Ghosts on the Street - Europe

Brandon Lockfoot
Jan 2, 2014 4:20PM

In New York City, the job of the bicycle courier blossomed in the 1980’s. Since then, the fax machine and then the expansion of the virtual internet has slowly weakened the work flow supporting this occupation, and many of these courier jobs, or couriers, may no longer be around in the next ten years. This expansion of the virtual space (internet) has started impacting the ideas of natural space that we as a society used to regard as physical reality. Using a tool as our ancestors did to move through the physical world as a machete to tall grass, or a bicycle to the urban street; many of these cultural movements required human to human interaction in order to progress forward. These tools helped foster additional cultural movements requiring or again enabling human to human interaction, making progress, moving forward. It is this potential loss of human to human interaction and trust of the bicycle courier that I want to chronicle and is so important to preserve because this interaction is not just limited to this aspect of life or occupation.

The project, “Invisible Infrastructures: Ghosts on the Streets”, begins by exploring the daily routes of bicycle couriers as a form, while moving through the space that is the urban city. As a bicycle courier, we spend our days maneuvering around congested traffic picking up and delivering most any kind of object you could imagine with little interaction from the outside world. From envelopes and packages to garment bags, I’ve even delivered bagged breast milk!

The reason I choose to call this project Invisible Infrastructures is because a lot of the times, the people that are not recognized by society formally in many situations are central in helping the cities progress forwards, especially in New York when thinking about the bicycle messenger. The underdogs, the manual labors, the doormen, the nanny’s, and independent contractors all fall into this category as well as bicycle couriers. I choose to represent the couriers here because I believe that there are factors in this line of work that are more life threatening when combined with the visual perspective of rapidly moving around the city and the little amount of money earned in this occupation.  

I am interested in visually exploring and understanding the movement of the bicycle from different people in different cultures and what is transported around by it's use. To me this project, though visually motivated, is also about human interaction as well as forms moving through space because it is this human to human contact and the fact that people are entrusting us, the couriers, with their most important items that makes this job such a responsibility and at the same time makes it so gratifying.

There is a kind of embodied knowledge in knowing the streets that I personally believe only someone who rides a bicycle through them everyday possesses. In Manhattan, bicycle couriers are the only same day delivery service available that can get from one point to another in under an hour. There is a form of sub-conscience control of your body while riding a bike that is only acquired after an ample amount of time riding the routes of a city, where the body knows before the mind when to take a quick left or right. This specific aspect of time, distance, and bodily knowledge of your own fitness level is what the courier’s job is all about, and what I want to record first hand: Knowing the shortest distance to any point in the city without having to look at a map, and also knowing approximately how long it will take to arrive there.
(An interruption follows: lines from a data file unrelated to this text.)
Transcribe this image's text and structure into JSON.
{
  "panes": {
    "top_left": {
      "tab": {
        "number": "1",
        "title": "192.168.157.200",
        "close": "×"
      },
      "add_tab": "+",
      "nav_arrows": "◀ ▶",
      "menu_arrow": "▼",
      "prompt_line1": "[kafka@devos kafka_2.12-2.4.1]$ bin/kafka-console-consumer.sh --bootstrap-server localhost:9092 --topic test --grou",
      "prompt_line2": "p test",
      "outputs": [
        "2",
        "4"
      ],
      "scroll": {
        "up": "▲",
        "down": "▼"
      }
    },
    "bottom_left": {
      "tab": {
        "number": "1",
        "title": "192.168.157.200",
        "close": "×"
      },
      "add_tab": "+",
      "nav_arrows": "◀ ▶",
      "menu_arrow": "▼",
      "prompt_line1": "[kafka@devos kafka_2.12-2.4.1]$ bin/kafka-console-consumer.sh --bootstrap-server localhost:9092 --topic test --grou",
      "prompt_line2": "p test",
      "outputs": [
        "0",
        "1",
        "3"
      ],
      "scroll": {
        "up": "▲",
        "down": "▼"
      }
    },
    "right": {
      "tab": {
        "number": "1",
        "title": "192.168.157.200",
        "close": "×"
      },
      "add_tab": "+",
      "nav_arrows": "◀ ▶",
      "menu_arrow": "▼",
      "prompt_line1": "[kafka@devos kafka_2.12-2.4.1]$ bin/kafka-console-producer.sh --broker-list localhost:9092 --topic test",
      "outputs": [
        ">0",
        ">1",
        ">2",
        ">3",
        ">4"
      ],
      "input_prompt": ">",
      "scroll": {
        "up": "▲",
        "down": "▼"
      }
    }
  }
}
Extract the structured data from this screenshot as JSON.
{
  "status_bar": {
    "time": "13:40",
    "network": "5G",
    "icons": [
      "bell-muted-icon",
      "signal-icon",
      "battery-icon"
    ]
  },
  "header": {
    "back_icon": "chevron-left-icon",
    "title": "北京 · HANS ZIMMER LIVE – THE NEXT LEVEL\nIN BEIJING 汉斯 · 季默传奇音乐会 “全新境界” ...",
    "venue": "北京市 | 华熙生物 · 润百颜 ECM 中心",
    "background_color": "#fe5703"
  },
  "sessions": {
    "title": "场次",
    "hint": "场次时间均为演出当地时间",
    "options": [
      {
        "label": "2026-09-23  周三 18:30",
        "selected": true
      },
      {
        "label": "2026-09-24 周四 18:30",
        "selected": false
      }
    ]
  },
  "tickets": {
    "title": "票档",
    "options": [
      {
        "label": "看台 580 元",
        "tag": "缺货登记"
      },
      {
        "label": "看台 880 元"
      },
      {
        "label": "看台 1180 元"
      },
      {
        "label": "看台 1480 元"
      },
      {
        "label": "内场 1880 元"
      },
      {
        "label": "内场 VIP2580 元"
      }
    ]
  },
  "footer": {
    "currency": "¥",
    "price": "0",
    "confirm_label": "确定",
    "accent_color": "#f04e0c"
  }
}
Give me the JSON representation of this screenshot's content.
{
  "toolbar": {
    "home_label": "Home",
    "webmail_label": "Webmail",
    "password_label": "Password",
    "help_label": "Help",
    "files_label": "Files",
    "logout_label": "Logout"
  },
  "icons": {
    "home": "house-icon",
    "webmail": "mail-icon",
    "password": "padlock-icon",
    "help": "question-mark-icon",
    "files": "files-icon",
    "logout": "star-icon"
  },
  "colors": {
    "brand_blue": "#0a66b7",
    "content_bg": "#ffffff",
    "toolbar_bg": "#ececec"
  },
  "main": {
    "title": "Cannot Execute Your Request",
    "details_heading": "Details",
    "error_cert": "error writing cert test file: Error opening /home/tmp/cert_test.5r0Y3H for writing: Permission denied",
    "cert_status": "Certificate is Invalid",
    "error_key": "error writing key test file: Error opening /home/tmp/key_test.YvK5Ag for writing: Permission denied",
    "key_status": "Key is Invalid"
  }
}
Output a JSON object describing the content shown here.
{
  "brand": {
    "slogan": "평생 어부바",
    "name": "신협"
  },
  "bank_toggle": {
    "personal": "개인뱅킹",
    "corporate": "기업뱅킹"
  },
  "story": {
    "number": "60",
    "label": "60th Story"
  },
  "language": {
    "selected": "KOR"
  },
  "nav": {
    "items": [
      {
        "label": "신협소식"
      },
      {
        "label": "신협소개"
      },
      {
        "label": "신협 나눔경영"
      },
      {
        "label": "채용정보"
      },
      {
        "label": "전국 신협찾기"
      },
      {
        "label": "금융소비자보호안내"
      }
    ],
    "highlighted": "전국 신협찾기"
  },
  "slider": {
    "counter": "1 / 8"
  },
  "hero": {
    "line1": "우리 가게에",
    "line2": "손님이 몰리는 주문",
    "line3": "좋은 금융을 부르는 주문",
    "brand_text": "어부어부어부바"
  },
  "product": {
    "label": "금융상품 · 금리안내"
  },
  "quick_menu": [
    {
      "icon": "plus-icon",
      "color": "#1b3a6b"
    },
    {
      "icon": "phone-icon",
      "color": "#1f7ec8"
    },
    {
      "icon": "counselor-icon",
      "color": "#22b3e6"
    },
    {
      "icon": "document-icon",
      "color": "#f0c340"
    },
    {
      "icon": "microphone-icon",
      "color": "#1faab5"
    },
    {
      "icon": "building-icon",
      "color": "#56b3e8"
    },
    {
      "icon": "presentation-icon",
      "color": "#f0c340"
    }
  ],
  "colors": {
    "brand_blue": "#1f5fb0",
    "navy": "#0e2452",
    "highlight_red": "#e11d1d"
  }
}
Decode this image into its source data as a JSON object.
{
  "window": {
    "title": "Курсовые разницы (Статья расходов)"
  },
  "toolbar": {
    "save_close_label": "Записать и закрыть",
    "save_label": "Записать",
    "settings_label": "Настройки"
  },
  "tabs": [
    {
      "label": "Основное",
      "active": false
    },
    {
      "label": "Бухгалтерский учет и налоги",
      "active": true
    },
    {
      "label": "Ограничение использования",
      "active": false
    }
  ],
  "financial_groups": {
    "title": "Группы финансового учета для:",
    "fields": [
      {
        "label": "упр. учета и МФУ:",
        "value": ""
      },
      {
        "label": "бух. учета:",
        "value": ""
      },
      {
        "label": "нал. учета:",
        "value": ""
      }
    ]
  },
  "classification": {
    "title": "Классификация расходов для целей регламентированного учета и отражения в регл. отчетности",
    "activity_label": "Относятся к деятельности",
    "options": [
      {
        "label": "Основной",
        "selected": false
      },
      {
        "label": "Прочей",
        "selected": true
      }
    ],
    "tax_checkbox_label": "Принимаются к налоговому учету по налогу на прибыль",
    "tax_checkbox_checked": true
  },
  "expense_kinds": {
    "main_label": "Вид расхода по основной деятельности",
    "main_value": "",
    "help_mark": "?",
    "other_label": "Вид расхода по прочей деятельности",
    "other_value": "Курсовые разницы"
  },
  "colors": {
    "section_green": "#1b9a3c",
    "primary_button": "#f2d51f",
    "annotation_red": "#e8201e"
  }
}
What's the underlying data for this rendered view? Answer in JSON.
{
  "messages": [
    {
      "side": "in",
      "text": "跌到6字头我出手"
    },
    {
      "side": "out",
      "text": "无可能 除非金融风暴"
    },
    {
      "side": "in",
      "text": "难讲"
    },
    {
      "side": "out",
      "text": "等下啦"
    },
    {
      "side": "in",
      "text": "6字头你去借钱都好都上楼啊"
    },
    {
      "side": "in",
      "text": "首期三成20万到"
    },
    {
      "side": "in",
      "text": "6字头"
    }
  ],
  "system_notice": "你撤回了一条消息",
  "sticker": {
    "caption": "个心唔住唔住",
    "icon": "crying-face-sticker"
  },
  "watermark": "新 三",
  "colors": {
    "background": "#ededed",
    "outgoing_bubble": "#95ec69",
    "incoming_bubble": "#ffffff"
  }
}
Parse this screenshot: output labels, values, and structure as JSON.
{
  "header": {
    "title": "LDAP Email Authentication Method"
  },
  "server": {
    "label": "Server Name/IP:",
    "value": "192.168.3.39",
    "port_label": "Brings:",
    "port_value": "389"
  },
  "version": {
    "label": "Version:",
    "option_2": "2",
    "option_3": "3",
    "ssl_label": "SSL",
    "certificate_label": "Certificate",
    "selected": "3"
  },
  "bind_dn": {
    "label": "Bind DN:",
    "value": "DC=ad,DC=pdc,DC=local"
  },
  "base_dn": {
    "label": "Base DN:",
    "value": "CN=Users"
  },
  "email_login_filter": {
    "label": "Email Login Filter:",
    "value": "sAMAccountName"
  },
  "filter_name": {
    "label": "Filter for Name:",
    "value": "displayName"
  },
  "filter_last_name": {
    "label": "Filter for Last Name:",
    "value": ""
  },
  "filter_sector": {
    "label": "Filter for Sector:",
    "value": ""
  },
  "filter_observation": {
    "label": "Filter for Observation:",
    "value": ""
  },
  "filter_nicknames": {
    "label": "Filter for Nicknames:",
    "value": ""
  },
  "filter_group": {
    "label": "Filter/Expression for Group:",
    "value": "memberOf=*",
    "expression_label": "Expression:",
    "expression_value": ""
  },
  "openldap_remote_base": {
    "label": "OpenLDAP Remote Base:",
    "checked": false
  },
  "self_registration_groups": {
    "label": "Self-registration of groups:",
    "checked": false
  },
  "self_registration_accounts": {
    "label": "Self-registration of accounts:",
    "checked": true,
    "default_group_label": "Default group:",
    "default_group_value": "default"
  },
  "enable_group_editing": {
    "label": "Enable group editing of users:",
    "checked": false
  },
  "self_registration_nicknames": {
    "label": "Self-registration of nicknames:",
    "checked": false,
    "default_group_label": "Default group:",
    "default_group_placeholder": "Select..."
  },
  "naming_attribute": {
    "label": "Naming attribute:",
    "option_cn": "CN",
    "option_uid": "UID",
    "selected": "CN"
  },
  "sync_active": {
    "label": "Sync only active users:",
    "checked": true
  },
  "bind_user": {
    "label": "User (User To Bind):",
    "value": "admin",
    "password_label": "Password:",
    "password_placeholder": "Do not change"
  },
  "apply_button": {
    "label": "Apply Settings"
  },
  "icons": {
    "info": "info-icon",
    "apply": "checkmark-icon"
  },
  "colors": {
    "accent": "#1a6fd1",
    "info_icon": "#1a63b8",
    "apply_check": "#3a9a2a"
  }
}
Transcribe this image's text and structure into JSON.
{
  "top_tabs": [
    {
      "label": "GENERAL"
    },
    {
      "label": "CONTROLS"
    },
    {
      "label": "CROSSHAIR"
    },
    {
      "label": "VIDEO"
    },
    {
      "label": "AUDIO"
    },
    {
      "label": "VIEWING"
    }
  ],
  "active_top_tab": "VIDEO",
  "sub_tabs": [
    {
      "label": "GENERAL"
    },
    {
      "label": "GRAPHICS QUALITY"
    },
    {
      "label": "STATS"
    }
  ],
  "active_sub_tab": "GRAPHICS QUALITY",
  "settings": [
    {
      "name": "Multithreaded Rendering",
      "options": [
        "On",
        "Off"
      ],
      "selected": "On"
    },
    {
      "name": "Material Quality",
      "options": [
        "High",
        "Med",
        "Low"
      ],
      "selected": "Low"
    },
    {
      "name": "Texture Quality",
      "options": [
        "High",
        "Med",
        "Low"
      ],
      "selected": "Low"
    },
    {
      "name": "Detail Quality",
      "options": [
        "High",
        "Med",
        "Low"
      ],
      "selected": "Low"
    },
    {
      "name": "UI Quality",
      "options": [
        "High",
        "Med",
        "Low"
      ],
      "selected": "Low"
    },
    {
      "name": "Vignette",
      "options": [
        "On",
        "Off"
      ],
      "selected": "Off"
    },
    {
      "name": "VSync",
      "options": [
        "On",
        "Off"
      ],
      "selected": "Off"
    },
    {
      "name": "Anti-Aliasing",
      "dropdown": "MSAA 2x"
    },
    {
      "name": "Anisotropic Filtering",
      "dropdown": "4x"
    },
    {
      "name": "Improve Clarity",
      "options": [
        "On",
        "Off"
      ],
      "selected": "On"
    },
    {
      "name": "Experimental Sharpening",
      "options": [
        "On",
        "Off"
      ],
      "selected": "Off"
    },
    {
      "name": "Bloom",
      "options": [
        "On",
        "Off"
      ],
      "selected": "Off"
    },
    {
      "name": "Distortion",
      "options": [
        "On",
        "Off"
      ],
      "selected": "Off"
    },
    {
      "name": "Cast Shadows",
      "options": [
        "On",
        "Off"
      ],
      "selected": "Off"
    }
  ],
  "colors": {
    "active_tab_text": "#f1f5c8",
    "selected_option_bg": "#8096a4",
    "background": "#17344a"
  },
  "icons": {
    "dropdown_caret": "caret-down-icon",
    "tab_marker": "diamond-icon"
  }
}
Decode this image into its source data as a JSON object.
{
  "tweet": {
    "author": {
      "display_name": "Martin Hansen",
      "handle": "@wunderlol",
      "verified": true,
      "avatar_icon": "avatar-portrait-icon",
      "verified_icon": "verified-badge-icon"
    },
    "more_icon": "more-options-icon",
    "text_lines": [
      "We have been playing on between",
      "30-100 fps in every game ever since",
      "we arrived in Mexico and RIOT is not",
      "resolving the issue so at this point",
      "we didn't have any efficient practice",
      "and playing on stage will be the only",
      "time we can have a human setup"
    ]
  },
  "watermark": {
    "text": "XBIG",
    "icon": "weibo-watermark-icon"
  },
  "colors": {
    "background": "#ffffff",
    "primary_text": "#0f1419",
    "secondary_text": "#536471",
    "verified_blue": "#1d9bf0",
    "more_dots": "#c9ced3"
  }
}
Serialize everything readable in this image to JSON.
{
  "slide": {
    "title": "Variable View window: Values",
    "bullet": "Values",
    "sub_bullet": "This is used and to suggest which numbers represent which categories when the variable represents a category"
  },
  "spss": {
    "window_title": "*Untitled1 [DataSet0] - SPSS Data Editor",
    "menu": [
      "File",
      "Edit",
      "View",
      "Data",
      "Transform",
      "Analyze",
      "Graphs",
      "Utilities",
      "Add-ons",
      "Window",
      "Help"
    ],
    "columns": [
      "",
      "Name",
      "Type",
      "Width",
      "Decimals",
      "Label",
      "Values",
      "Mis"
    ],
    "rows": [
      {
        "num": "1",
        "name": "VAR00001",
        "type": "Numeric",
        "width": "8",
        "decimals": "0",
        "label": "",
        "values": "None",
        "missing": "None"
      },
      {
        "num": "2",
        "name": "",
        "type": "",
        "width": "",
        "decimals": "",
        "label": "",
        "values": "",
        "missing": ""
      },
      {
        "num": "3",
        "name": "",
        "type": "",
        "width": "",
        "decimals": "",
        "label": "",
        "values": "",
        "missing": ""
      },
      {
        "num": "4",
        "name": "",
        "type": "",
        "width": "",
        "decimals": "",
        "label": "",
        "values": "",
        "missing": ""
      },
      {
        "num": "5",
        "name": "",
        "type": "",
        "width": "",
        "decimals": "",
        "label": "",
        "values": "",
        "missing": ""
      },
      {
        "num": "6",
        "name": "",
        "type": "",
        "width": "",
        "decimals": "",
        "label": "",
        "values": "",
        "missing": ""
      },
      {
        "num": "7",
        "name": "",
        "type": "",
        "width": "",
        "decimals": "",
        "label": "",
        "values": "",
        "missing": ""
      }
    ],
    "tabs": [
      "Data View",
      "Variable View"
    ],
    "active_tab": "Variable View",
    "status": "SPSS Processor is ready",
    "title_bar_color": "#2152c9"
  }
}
After traveling to each city and collecting data, I plan to map out the data and assemble the three dimensional maps back in Germany. Once all the maps are completed for each courier in each city, I will make a return trip to each city I have been to to see each courier I worked with again. With me, I will bring all the plexiglass map pieces I have made and plan to give each courier his or her corresponding map as a thank you for allowing me to travel a day and have the perspective of a bike messenger in their city. In a way, wrapping up the project by being able to literally give something back to the community that has enabled me to complete this project.

One last thing... throughout working on this project for the past 3 to 4 years, many cycle messengers and some who I have personally known, have been killed by reckless people in cars. To dedicate this project to the people out there who be bustin their asses in rain sleet snow wind every day and still receive no proper acknowledgment or respect by the society we deliver for. This shit is for you, you will always be remembered by your fellow couriers on the streets. Ride in peace fam

Brandon Lockfoot